Korean Peninsula: How China complicates a peace deal
The two Koreas may soon finally “put their days of hostility and enmity behind them,” said The Hankyoreh (South Korea) in an editorial. At last week’s summit in Panmunjeom—a village inside the Demilitarized Zone that separates North and South—North Korean dictator Kim Jong Un and South Korean President Moon Jae-in pledged to work toward the “complete denuclearization” of the Korean Peninsula and to turn the 1953 armistice that halted the Korean War into a permanent peace treaty. This breakthrough is the work of Moon, who has consistently spoken the language of peace, “even while North Korea and the U.S. were trading barbs about ‘fire and fury.’” Pyongyang has broken promises many times in the past, and Seoul must not be naïve. But every Korean has reason to celebrate this historic step.

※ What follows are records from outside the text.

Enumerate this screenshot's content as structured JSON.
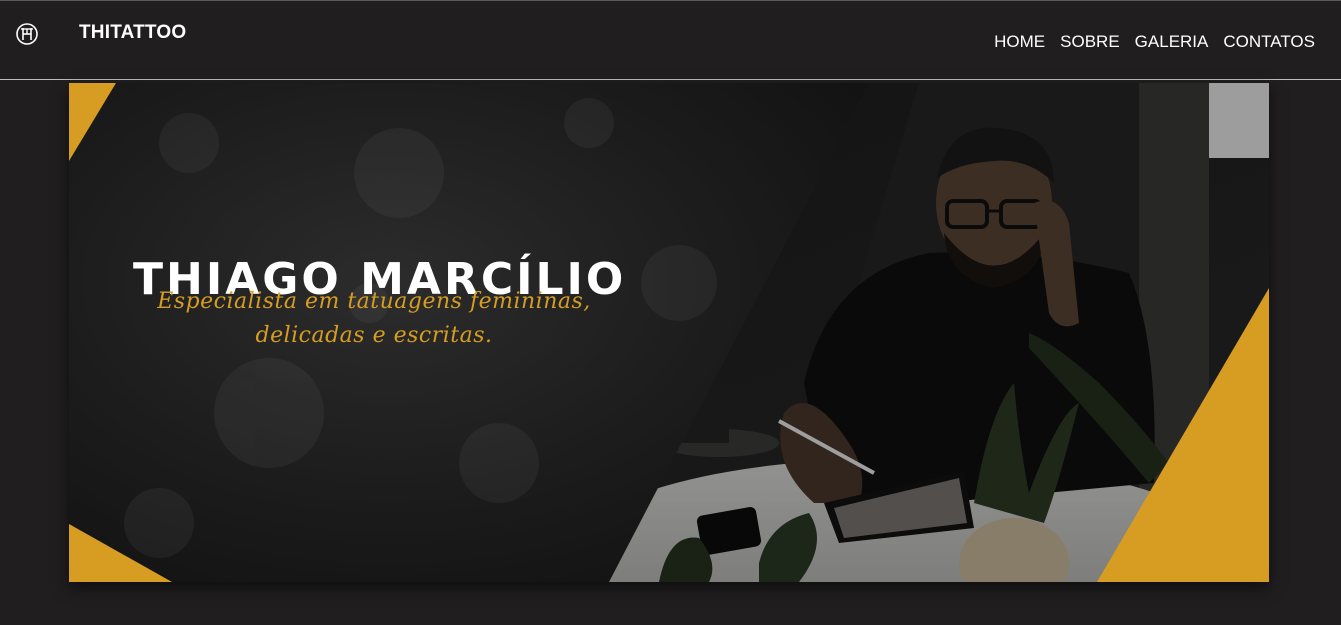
{
  "brand": {
    "name": "THITATTOO",
    "logo_icon": "th-monogram-icon"
  },
  "nav": {
    "items": [
      {
        "label": "HOME"
      },
      {
        "label": "SOBRE"
      },
      {
        "label": "GALERIA"
      },
      {
        "label": "CONTATOS"
      }
    ]
  },
  "hero": {
    "title": "THIAGO MARCÍLIO",
    "subtitle_line1": "Especialista em tatuagens femininas,",
    "subtitle_line2": "delicadas e escritas.",
    "photo": "tattoo-artist-photo"
  },
  "colors": {
    "background": "#201e1f",
    "accent": "#d69d22",
    "text": "#ffffff"
  }
}
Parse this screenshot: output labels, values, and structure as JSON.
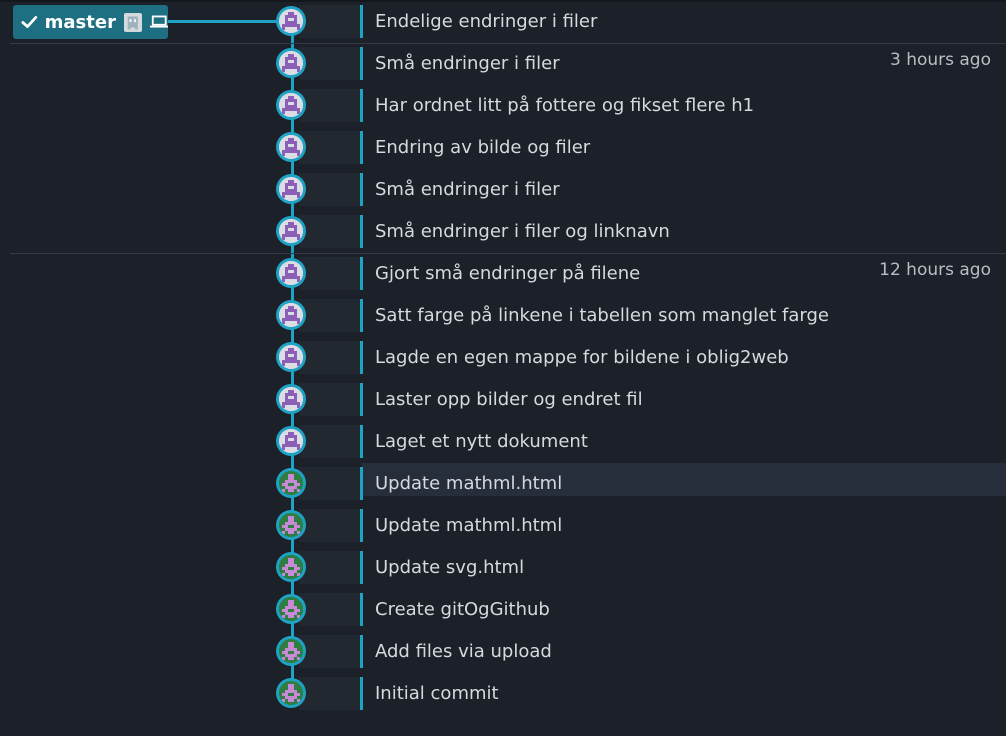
{
  "branch": {
    "name": "master",
    "check_icon": "check-icon",
    "avatar_icon": "ghost-avatar-icon",
    "computer_icon": "laptop-icon"
  },
  "colors": {
    "accent": "#1fa3c4",
    "branch_bg": "#1f6f82",
    "background": "#1c2028",
    "text": "#d6d9de",
    "avatar_purple": "#8b5fb5",
    "avatar_green": "#2f7d40"
  },
  "commits": [
    {
      "message": "Endelige endringer i filer",
      "time": "",
      "avatar": "purple"
    },
    {
      "message": "Små endringer i filer",
      "time": "3 hours ago",
      "avatar": "purple"
    },
    {
      "message": "Har ordnet litt på fottere og fikset flere h1",
      "time": "",
      "avatar": "purple"
    },
    {
      "message": "Endring av bilde og filer",
      "time": "",
      "avatar": "purple"
    },
    {
      "message": "Små endringer i filer",
      "time": "",
      "avatar": "purple"
    },
    {
      "message": "Små endringer i filer og linknavn",
      "time": "",
      "avatar": "purple"
    },
    {
      "message": "Gjort små endringer på filene",
      "time": "12 hours ago",
      "avatar": "purple"
    },
    {
      "message": "Satt farge på linkene i tabellen som manglet farge",
      "time": "",
      "avatar": "purple"
    },
    {
      "message": "Lagde en egen mappe for bildene i oblig2web",
      "time": "",
      "avatar": "purple"
    },
    {
      "message": "Laster opp bilder og endret fil",
      "time": "",
      "avatar": "purple"
    },
    {
      "message": "Laget et nytt dokument",
      "time": "",
      "avatar": "purple"
    },
    {
      "message": "Update mathml.html",
      "time": "",
      "avatar": "green",
      "selected": true
    },
    {
      "message": "Update mathml.html",
      "time": "",
      "avatar": "green"
    },
    {
      "message": "Update svg.html",
      "time": "",
      "avatar": "green"
    },
    {
      "message": "Create gitOgGithub",
      "time": "",
      "avatar": "green"
    },
    {
      "message": "Add files via upload",
      "time": "",
      "avatar": "green"
    },
    {
      "message": "Initial commit",
      "time": "",
      "avatar": "green"
    }
  ]
}
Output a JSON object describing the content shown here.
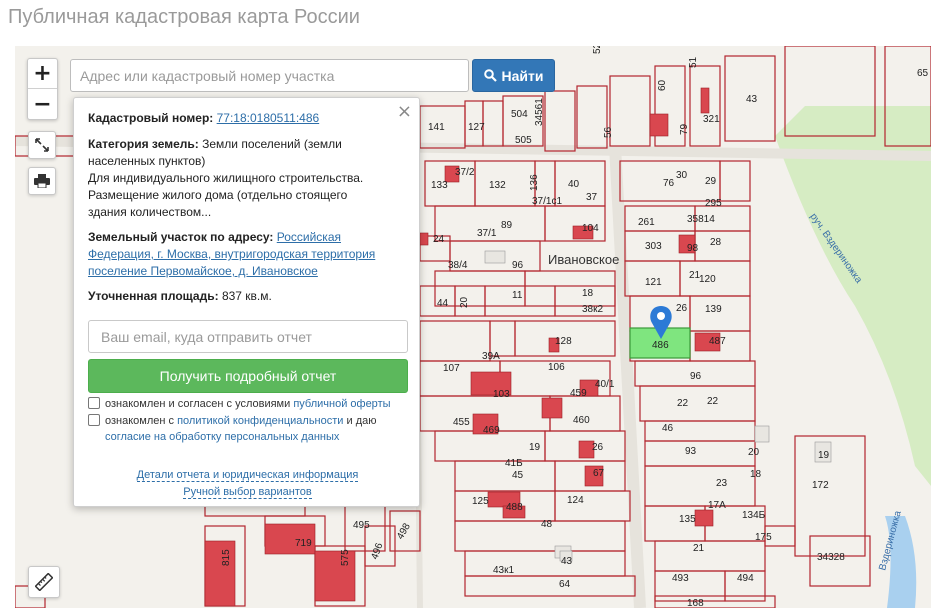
{
  "page": {
    "title": "Публичная кадастровая карта России"
  },
  "search": {
    "placeholder": "Адрес или кадастровый номер участка",
    "button_label": "Найти",
    "button_icon": "search-icon"
  },
  "controls": {
    "zoom_in": "+",
    "zoom_out": "−",
    "fullscreen_icon": "expand-icon",
    "print_icon": "printer-icon",
    "ruler_icon": "ruler-icon"
  },
  "popup": {
    "close": "×",
    "cadastral_label": "Кадастровый номер:",
    "cadastral_number": "77:18:0180511:486",
    "category_label": "Категория земель:",
    "category_value": "Земли поселений (земли населенных пунктов)",
    "usage_text": "Для индивидуального жилищного строительства. Размещение жилого дома (отдельно стоящего здания количеством...",
    "address_label": "Земельный участок по адресу:",
    "address_value": "Российская Федерация, г. Москва, внутригородская территория поселение Первомайское, д. Ивановское",
    "area_label": "Уточненная площадь:",
    "area_value": "837 кв.м.",
    "email_placeholder": "Ваш email, куда отправить отчет",
    "report_button": "Получить подробный отчет",
    "consent1_prefix": "ознакомлен и согласен с условиями",
    "consent1_link": "публичной оферты",
    "consent2_prefix": "ознакомлен с",
    "consent2_link1": "политикой конфиденциальности",
    "consent2_mid": "и даю",
    "consent2_link2": "согласие на обработку персональных данных",
    "details_link": "Детали отчета и юридическая информация",
    "manual_link": "Ручной выбор вариантов"
  },
  "map": {
    "place_name": "Ивановское",
    "river_name": "руч. Вздериножка",
    "river_name2": "Вздериножка",
    "selected_plot": "486",
    "colors": {
      "plot_border": "#b3262e",
      "selected_plot": "#7fe57f",
      "marker": "#2c7ad6",
      "forest": "#cfe8b8",
      "water": "#a9d0ef"
    },
    "plot_labels": [
      "141",
      "127",
      "504",
      "505",
      "34561",
      "56",
      "52",
      "60",
      "51",
      "43",
      "65",
      "321",
      "79",
      "133",
      "132",
      "136",
      "40",
      "76",
      "30",
      "29",
      "37/2",
      "37/1",
      "89",
      "37/1с1",
      "104",
      "37",
      "261",
      "35814",
      "295",
      "24",
      "303",
      "98",
      "28",
      "38/4",
      "96",
      "Ивановское",
      "18",
      "121",
      "21",
      "120",
      "44",
      "20",
      "11",
      "38к2",
      "26",
      "139",
      "486",
      "487",
      "107",
      "39А",
      "128",
      "106",
      "459",
      "40/1",
      "96",
      "103",
      "455",
      "469",
      "460",
      "22",
      "22",
      "46",
      "19",
      "26",
      "93",
      "41Б",
      "45",
      "67",
      "20",
      "19",
      "125",
      "488",
      "124",
      "48",
      "23",
      "18",
      "134Б",
      "135",
      "172",
      "495",
      "496",
      "498",
      "719",
      "815",
      "575",
      "34328",
      "43",
      "21",
      "175",
      "493",
      "494",
      "64",
      "43к1",
      "168"
    ]
  }
}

The meeting was “political theater of a high order,” said Frank Ching in The Business Times (Singapore). With the world watching, Kim strode across the cement blocks that mark the two countries’ border, becoming the first North Korean leader to set foot in the South since 1953. Holding hands, Moon and Kim then skipped back and forth across the border “like schoolchildren playing hopscotch.” U.S. President Donald Trump will play America’s part when he meets with Kim in the coming weeks. But the other key actor, China, has yet to find its role. Both Koreas currently have tense relations with Beijing—Pyongyang because its main ally has supported the United Nations’ sanctions against it and Seoul because China hit it with sanctions after the U.S. deployed a missile defense system on South Korean territory. Yet as a party to the 1953 armistice, Beijing must be included in any peace deal. China’s “fear of being marginalized may well intensify.”
Beijing doesn’t know whether to “be unhappy or not” at the prospect of peace, said the Hong Kong Economic Journal (China). North Korea is China’s “buffer shield” against the U.S.-allied South. If peace means that the U.S. ends up withdrawing its 28,000 military personnel from South Korea, Beijing can live with that. But if Pyongyang achieves normalized relations with the U.S. while American troops and missile defenses remain in South Korea, “China will probably feel prickles down its back.”

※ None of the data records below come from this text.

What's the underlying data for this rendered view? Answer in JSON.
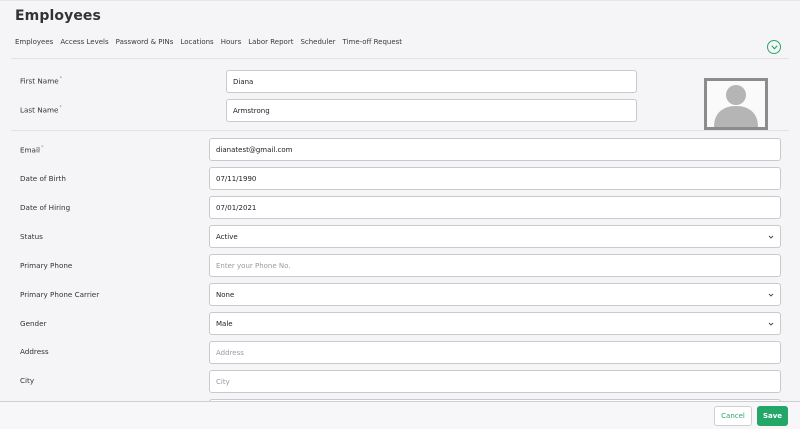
{
  "page": {
    "title": "Employees"
  },
  "tabs": [
    "Employees",
    "Access Levels",
    "Password & PINs",
    "Locations",
    "Hours",
    "Labor Report",
    "Scheduler",
    "Time-off Request"
  ],
  "form": {
    "first_name": {
      "label": "First Name",
      "required_mark": "*",
      "value": "Diana"
    },
    "last_name": {
      "label": "Last Name",
      "required_mark": "*",
      "value": "Armstrong"
    },
    "email": {
      "label": "Email",
      "required_mark": "*",
      "value": "dianatest@gmail.com"
    },
    "dob": {
      "label": "Date of Birth",
      "value": "07/11/1990"
    },
    "hiring": {
      "label": "Date of Hiring",
      "value": "07/01/2021"
    },
    "status": {
      "label": "Status",
      "value": "Active"
    },
    "phone": {
      "label": "Primary Phone",
      "value": "",
      "placeholder": "Enter your Phone No."
    },
    "carrier": {
      "label": "Primary Phone Carrier",
      "value": "None"
    },
    "gender": {
      "label": "Gender",
      "value": "Male"
    },
    "address": {
      "label": "Address",
      "value": "",
      "placeholder": "Address"
    },
    "city": {
      "label": "City",
      "value": "",
      "placeholder": "City"
    }
  },
  "footer": {
    "cancel_label": "Cancel",
    "save_label": "Save"
  },
  "icons": {
    "collapse": "chevron-down-circle-icon",
    "select": "chevron-down-icon",
    "avatar": "avatar-placeholder-icon"
  },
  "colors": {
    "accent": "#22a768",
    "border": "#c9c9ce",
    "background": "#f5f5f7"
  }
}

Already, China is trying to intimidate us, said The Korea Herald (South Korea). As Koreans celebrated the prospect of peace on the peninsula, China “escalated its violations” of South Korean airspace. A day after Kim and Moon’s historic meeting, Beijing flew a military surveillance craft into our air defense identification zone without warning—the third time it has done so in as many months. China “wants to make its hegemonic presence felt regarding the matter of denuclearizing the North.” And that’s exactly why our alliance with the U.S. remains so critical, even if we secure the best possible peace deal. At that point, China may well become “as threatening to the South as North Korea’s nuclear weapons” ever were.